There are two bills in Congress, both of which have some Republican support, that would protect Mueller from being fired by Trump. But neither bill has been seriously considered by leadership.Up until this point, Republicans had given Trump the benefit of the doubt that he wouldn't launch a constitutional crisis. From their perspective, why take action and cause a confrontation with the president (and jeopardize their agenda) if they don't absolutely have to? Now they may have to.
At least a few GOP officials seem to agree. Sen. Susan Collins (R-Maine), for example, said yesterday that she's inclined to support bipartisan legislation to shield Mueller from the White House. Sen. Lindsey Graham (R-S.C.), the author of one of the pending measures, went further, saying he's still on board with his bill, which he'd be "glad" to vote for "tomorrow."
Their views, however, don't reflect a Republican consensus. House Majority Leader Kevin McCarthy (R-Calif.), a key ally of this president, appeared on NBC's "Meet the Press" has said he has "not heard" about Trump ordering Mueller's ouster and doesn't see the "need" to protect the special counsel.
As Politico noted, this seems to be the common view among many Republicans on Capitol Hill right now.
Robert Mueller found little momentum Friday, despite reports Trump attempted to remove the man investigating his campaign's contacts with Russia last year.Democrats described new urgency to protect Mueller after news that Trump ordered top White House lawyer Don McGahn to fire the special counsel, who is also investigating whether Trump has attempted to obstruct the Russia investigation. But the Republicans who control Congress kept mostly silent about the prospect of another attempted Mueller firing -- and about the future of two bipartisan bills designed to prevent it.There's no rush, Republicans say, because they don't see an ongoing threat by Trump to fire Mueller.

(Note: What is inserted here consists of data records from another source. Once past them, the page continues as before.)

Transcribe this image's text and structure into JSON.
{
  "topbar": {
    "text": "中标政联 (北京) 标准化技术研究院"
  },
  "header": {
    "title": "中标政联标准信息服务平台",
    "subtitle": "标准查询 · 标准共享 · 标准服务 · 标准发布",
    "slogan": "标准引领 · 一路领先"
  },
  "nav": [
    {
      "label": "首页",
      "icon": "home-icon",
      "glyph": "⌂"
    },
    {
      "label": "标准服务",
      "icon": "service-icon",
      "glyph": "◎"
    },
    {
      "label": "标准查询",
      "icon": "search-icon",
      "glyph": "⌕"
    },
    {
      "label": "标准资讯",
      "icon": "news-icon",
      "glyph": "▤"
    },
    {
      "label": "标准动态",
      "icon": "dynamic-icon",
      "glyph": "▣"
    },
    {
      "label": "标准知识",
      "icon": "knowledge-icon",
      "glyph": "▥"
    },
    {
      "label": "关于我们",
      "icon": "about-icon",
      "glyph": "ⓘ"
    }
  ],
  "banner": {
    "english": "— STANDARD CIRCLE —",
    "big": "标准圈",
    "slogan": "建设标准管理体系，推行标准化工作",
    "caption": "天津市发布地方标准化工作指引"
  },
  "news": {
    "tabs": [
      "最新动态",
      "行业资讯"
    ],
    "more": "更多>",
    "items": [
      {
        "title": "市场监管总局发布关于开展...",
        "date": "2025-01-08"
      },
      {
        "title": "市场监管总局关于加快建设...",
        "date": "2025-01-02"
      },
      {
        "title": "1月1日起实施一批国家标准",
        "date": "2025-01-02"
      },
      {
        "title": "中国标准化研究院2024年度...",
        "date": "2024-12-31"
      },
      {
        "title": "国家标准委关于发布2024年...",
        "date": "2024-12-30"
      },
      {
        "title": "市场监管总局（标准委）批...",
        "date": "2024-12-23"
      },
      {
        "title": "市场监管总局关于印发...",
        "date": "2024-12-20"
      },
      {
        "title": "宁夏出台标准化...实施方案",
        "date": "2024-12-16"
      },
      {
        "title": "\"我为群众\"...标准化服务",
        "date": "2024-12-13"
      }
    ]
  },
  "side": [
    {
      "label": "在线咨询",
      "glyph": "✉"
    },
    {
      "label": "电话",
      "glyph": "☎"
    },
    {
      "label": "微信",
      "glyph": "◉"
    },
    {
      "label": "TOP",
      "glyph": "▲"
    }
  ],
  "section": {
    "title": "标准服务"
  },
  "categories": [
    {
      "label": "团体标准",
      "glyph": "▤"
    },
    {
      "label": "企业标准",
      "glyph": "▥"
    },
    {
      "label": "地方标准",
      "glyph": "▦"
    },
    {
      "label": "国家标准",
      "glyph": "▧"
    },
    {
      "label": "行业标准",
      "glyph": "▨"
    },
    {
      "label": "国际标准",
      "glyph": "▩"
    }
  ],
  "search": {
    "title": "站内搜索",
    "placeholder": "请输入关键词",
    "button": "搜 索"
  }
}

Among those who've become passive on the issue is Sen. Thom Tillis (R-N.C.), who was a co-sponsor of a bipartisan measure to protect Mueller, but who's now in no hurry to advance his own proposal. (Let's note for context that Trump personally contacted the North Carolina Republican about his bill to shield Mueller. Perhaps the presidential lobbying paid off.)
For what it's worth, the there's-no-reason-to-hurry line strikes me as odd. Confronted with the possibility that Trump might try to derail the investigation by taking steps to oust Mueller -- steps he's apparently already tried and lied about -- several GOP lawmakers were prepared last summer to act preemptively in the hopes of preventing a crisis.
Those efforts, we now know, stalled as Republicans turned their attention elsewhere. But with the president now facing increasingly obvious legal jeopardy, and the need to protect the process more acute, many in the GOP are convinced it's not the right time to act.
But when would be the right time? After Mueller is removed?
If this was a "red line" for Republicans, how sure are we that this is still the case? Or more to the point, if Trump were to order Mueller's ouster today, who can say with confidence that Congress' GOP majority would do anything of any consequence?
Postscript: While it appears the vast majority of Democrats want to protect the special counsel, Sen. Joe Manchin (D-W.Va.) appears far less concerned about Mueller's fate. The conservative Democrat told CNN's Jake tapper, "You know, people from New York have a different way of talking and speaking. And I take that, you know, literally as, OK, he blew off about some things."
I'm not at all sure what that means, though it doesn't sound as if Manchin will be leading the charge to shield the investigation from White House interference.